As a parent my biggest nightmare is something bad happening to my kids. You see news everyday about kids being kidnapped and gone forever. It’s hard to imagine the grief a parent must feel when their kid vanishes without a trace.
When I was about 19, the Polley Klaas kidnapping happened in Petaluma, California. I, at the time, lived about 15 minutes or so from her house. Our townhouse on Arlen Drive in Rohnert park had a view that could clearly see highway 101. Richard Allen Davis traveled down that highway with Polley held captive. At the time I was young, single, no kids. I happened to do security jobs on the nights and weekends with some friends at the time. We were called to help at the Polley Klaas foundation in Petaluma. The whole country was talking about the kidnapping and the little town of Petaluma was in the midst of a media frenzy. We were asked to just stay at the premises and make sure nothing happened. It was loaded with kids her age. It didn’t really click to me what really happened until I walked across a picture of Polley Klaas.
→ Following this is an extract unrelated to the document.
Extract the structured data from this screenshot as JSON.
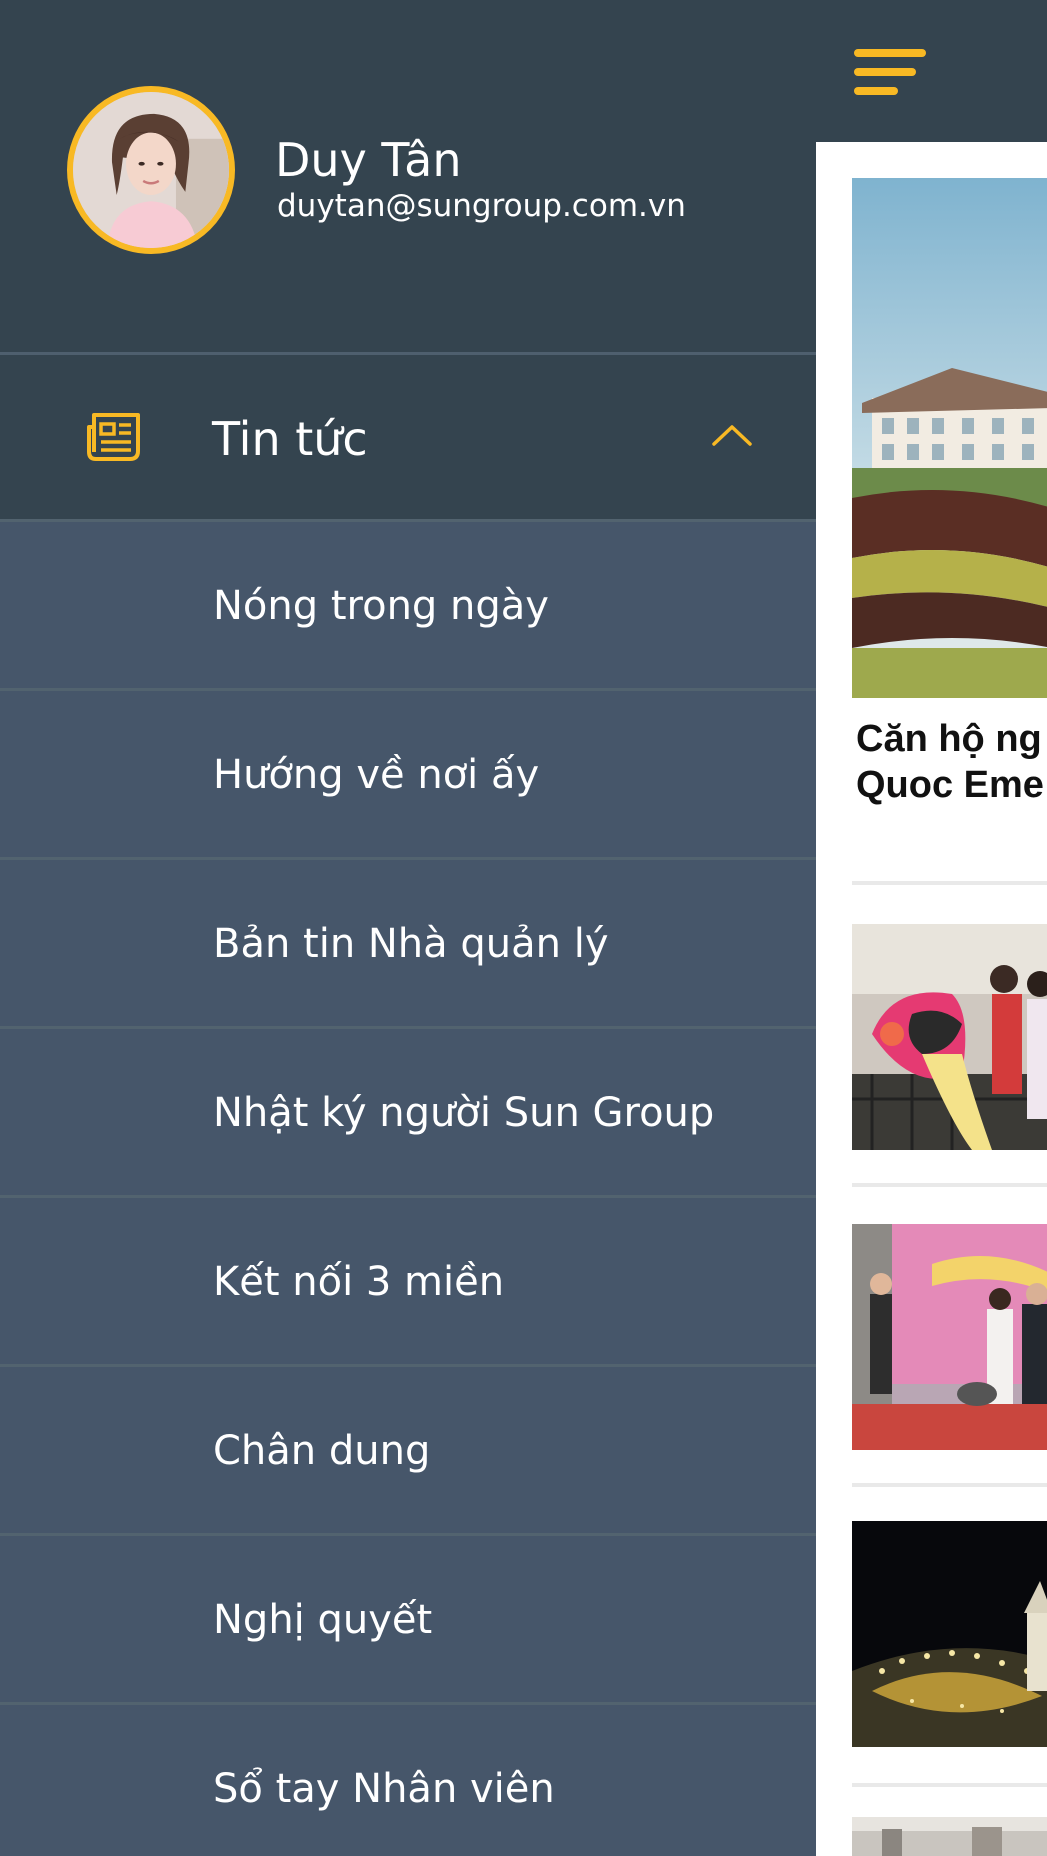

I remember standing in the hallway alone, wearing my bright yellow VIP security jacket when I came across this picture hanging in on the wall.
I suddenly felt deeply saddened for all these kids, Polley’s classmates and friends, and her parents, and any parent who had to deal with this loss. I just stared at the picture and felt sick. At that moment I would have done anything to help Polley.
Alright, flash forward about 20 years later. I’m at my job in Nashville. When I get a call from my wife. She was hysterical and it was hard to understand her. I said what about three times until I finally could get the just of the hysteria. She couldn’t find Bailey. I said “what do you mean you can’t find Bailey?” She had to be there. At the time she was 4 years old. I told her to check the pool, check the garage, look under the bed. . . . She said she already looked everywhere. That day a friend’s kid was over playing. Yasmine and Riley were looking all over the place yelling her name. I told her to call 911. I hung up and felt like I was going to hyperventilate. Shit, I was 45 minutes (if I was lucky) from the house. I didn’t want to face the possibilities, but what if someone had came up our driveway and kidnapped her. I told my boss I had to go, it didn’t sound like my own voice but I said “my daughter is missing”
I jumped in the car and screeched out of their. Every red light felt like an eternity. I was talking to myself, trying to work out where she is and what I could possibly do to help from here. I was going 90 down I-24, weaving through traffic, all the while looking at every car traveling in the opposite direction for her bright pink sundress. If I saw her dress I could whip around and chase the motherfucker down like in the movies.
I got about half way home to Smyrna. My wife had called me back. I had a million questions, where did you see her last? Did anyone come up our driveway? The dogs never barked? Did you look here or there? She was further panicking and yelling her name, which made me further panic. I heard the sheriff arrive. She was on the edge of a breakdown. Explaining that she would never wander off, she’s too scared to just wander off the property.
Suddenly I hear Riley yelling in the background. “I found her!”
Here’s what happened. Riley was over playing and Bailey got mad because they wouldn’t include her. She curled up into the crack of this chair we have, under the pillows, sucked her thumb and passed out. According to her, she never heard everyone yelling her name. But we think she fell asleep and then realized what a big deal it was and was too scared to come out because she may get in trouble.
I turned back onto the interstate and back to work. I was the happiest father on earth.
Below is a picture of the culprit Bailey, and the aforementioned chair she was hiding in.